  1. Central and Peripheral Vision: Complementary Roles
    • Central and peripheral vision are two distinct types of vision that provide a comprehensive view of our surroundings.
    • Central vision focuses on detail and clarity, allowing us to see fine details and precisely discern colors.
    • Peripheral vision expands our awareness beyond the central field, detecting motion, maintaining spatial orientation, and alerting us to potential threats.
  2. Importance of Maintaining Visual Health
    • Regular eye exams are crucial for maintaining optimal visual health and detecting central or peripheral vision issues.
    • Lifestyle factors, such as a balanced diet rich in vitamins and regular exercise, can support overall eye health and function.
    • Awareness of common conditions that affect central and peripheral vision, such as age-related macular degeneration and glaucoma, is essential for early detection and management.
  3. Practical Applications and Enhancements
    • Understanding the functions and characteristics of central and peripheral vision has practical applications in various fields, including sports, medicine, and technology.
    • Athletes can train to enhance central and peripheral vision to improve performance and situational awareness.
    • Technological advancements in virtual and augmented reality aim to replicate natural fields of vision, providing immersive experiences that mimic real-life visual interactions.

Conclusion: Embracing the Complexity of Human Vision

In the vast tapestry of human experience, our ability to see is undoubtedly one of our most remarkable gifts. We perceive the world in all its richness and diversity through the intricate interplay of central and peripheral vision. From the minute details captured by our central vision to the expansive awareness facilitated by our peripheral vision, each aspect of our visual perception contributes to a holistic understanding of our surroundings.

As we conclude our exploration of the two types of fields of vision, it becomes evident that our eyes are not merely tools for sight but windows to a world of endless wonder and possibility.
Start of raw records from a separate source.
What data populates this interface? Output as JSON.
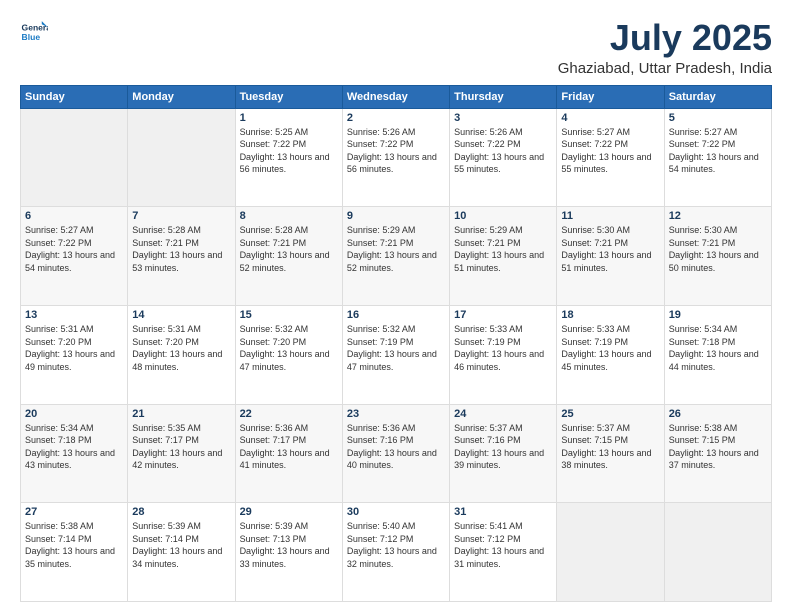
{
  "header": {
    "logo_line1": "General",
    "logo_line2": "Blue",
    "month_year": "July 2025",
    "location": "Ghaziabad, Uttar Pradesh, India"
  },
  "weekdays": [
    "Sunday",
    "Monday",
    "Tuesday",
    "Wednesday",
    "Thursday",
    "Friday",
    "Saturday"
  ],
  "weeks": [
    [
      {
        "day": "",
        "empty": true
      },
      {
        "day": "",
        "empty": true
      },
      {
        "day": "1",
        "sunrise": "5:25 AM",
        "sunset": "7:22 PM",
        "daylight": "13 hours and 56 minutes."
      },
      {
        "day": "2",
        "sunrise": "5:26 AM",
        "sunset": "7:22 PM",
        "daylight": "13 hours and 56 minutes."
      },
      {
        "day": "3",
        "sunrise": "5:26 AM",
        "sunset": "7:22 PM",
        "daylight": "13 hours and 55 minutes."
      },
      {
        "day": "4",
        "sunrise": "5:27 AM",
        "sunset": "7:22 PM",
        "daylight": "13 hours and 55 minutes."
      },
      {
        "day": "5",
        "sunrise": "5:27 AM",
        "sunset": "7:22 PM",
        "daylight": "13 hours and 54 minutes."
      }
    ],
    [
      {
        "day": "6",
        "sunrise": "5:27 AM",
        "sunset": "7:22 PM",
        "daylight": "13 hours and 54 minutes."
      },
      {
        "day": "7",
        "sunrise": "5:28 AM",
        "sunset": "7:21 PM",
        "daylight": "13 hours and 53 minutes."
      },
      {
        "day": "8",
        "sunrise": "5:28 AM",
        "sunset": "7:21 PM",
        "daylight": "13 hours and 52 minutes."
      },
      {
        "day": "9",
        "sunrise": "5:29 AM",
        "sunset": "7:21 PM",
        "daylight": "13 hours and 52 minutes."
      },
      {
        "day": "10",
        "sunrise": "5:29 AM",
        "sunset": "7:21 PM",
        "daylight": "13 hours and 51 minutes."
      },
      {
        "day": "11",
        "sunrise": "5:30 AM",
        "sunset": "7:21 PM",
        "daylight": "13 hours and 51 minutes."
      },
      {
        "day": "12",
        "sunrise": "5:30 AM",
        "sunset": "7:21 PM",
        "daylight": "13 hours and 50 minutes."
      }
    ],
    [
      {
        "day": "13",
        "sunrise": "5:31 AM",
        "sunset": "7:20 PM",
        "daylight": "13 hours and 49 minutes."
      },
      {
        "day": "14",
        "sunrise": "5:31 AM",
        "sunset": "7:20 PM",
        "daylight": "13 hours and 48 minutes."
      },
      {
        "day": "15",
        "sunrise": "5:32 AM",
        "sunset": "7:20 PM",
        "daylight": "13 hours and 47 minutes."
      },
      {
        "day": "16",
        "sunrise": "5:32 AM",
        "sunset": "7:19 PM",
        "daylight": "13 hours and 47 minutes."
      },
      {
        "day": "17",
        "sunrise": "5:33 AM",
        "sunset": "7:19 PM",
        "daylight": "13 hours and 46 minutes."
      },
      {
        "day": "18",
        "sunrise": "5:33 AM",
        "sunset": "7:19 PM",
        "daylight": "13 hours and 45 minutes."
      },
      {
        "day": "19",
        "sunrise": "5:34 AM",
        "sunset": "7:18 PM",
        "daylight": "13 hours and 44 minutes."
      }
    ],
    [
      {
        "day": "20",
        "sunrise": "5:34 AM",
        "sunset": "7:18 PM",
        "daylight": "13 hours and 43 minutes."
      },
      {
        "day": "21",
        "sunrise": "5:35 AM",
        "sunset": "7:17 PM",
        "daylight": "13 hours and 42 minutes."
      },
      {
        "day": "22",
        "sunrise": "5:36 AM",
        "sunset": "7:17 PM",
        "daylight": "13 hours and 41 minutes."
      },
      {
        "day": "23",
        "sunrise": "5:36 AM",
        "sunset": "7:16 PM",
        "daylight": "13 hours and 40 minutes."
      },
      {
        "day": "24",
        "sunrise": "5:37 AM",
        "sunset": "7:16 PM",
        "daylight": "13 hours and 39 minutes."
      },
      {
        "day": "25",
        "sunrise": "5:37 AM",
        "sunset": "7:15 PM",
        "daylight": "13 hours and 38 minutes."
      },
      {
        "day": "26",
        "sunrise": "5:38 AM",
        "sunset": "7:15 PM",
        "daylight": "13 hours and 37 minutes."
      }
    ],
    [
      {
        "day": "27",
        "sunrise": "5:38 AM",
        "sunset": "7:14 PM",
        "daylight": "13 hours and 35 minutes."
      },
      {
        "day": "28",
        "sunrise": "5:39 AM",
        "sunset": "7:14 PM",
        "daylight": "13 hours and 34 minutes."
      },
      {
        "day": "29",
        "sunrise": "5:39 AM",
        "sunset": "7:13 PM",
        "daylight": "13 hours and 33 minutes."
      },
      {
        "day": "30",
        "sunrise": "5:40 AM",
        "sunset": "7:12 PM",
        "daylight": "13 hours and 32 minutes."
      },
      {
        "day": "31",
        "sunrise": "5:41 AM",
        "sunset": "7:12 PM",
        "daylight": "13 hours and 31 minutes."
      },
      {
        "day": "",
        "empty": true
      },
      {
        "day": "",
        "empty": true
      }
    ]
  ],
  "labels": {
    "sunrise": "Sunrise: ",
    "sunset": "Sunset: ",
    "daylight": "Daylight: "
  }
}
By embracing the complexity of human vision, we gain a deeper appreciation for the natural world’s marvels and our biology’s ingenuity.

Moving forward, let us remain vigilant in safeguarding our visual health nurturing our eyes with care and attention. Let us continue to explore the frontiers of science and technology, seeking new ways to enhance and augment our fields of vision. Above all, let us never lose sight of the beauty that surrounds us, for in the kaleidoscope of colors and shapes that dance before our eyes lies the essence of what it means to be truly alive.

Our understanding of vision may evolve in the ever-changing landscape of human knowledge, illuminating the path toward a future where sight knows no bounds.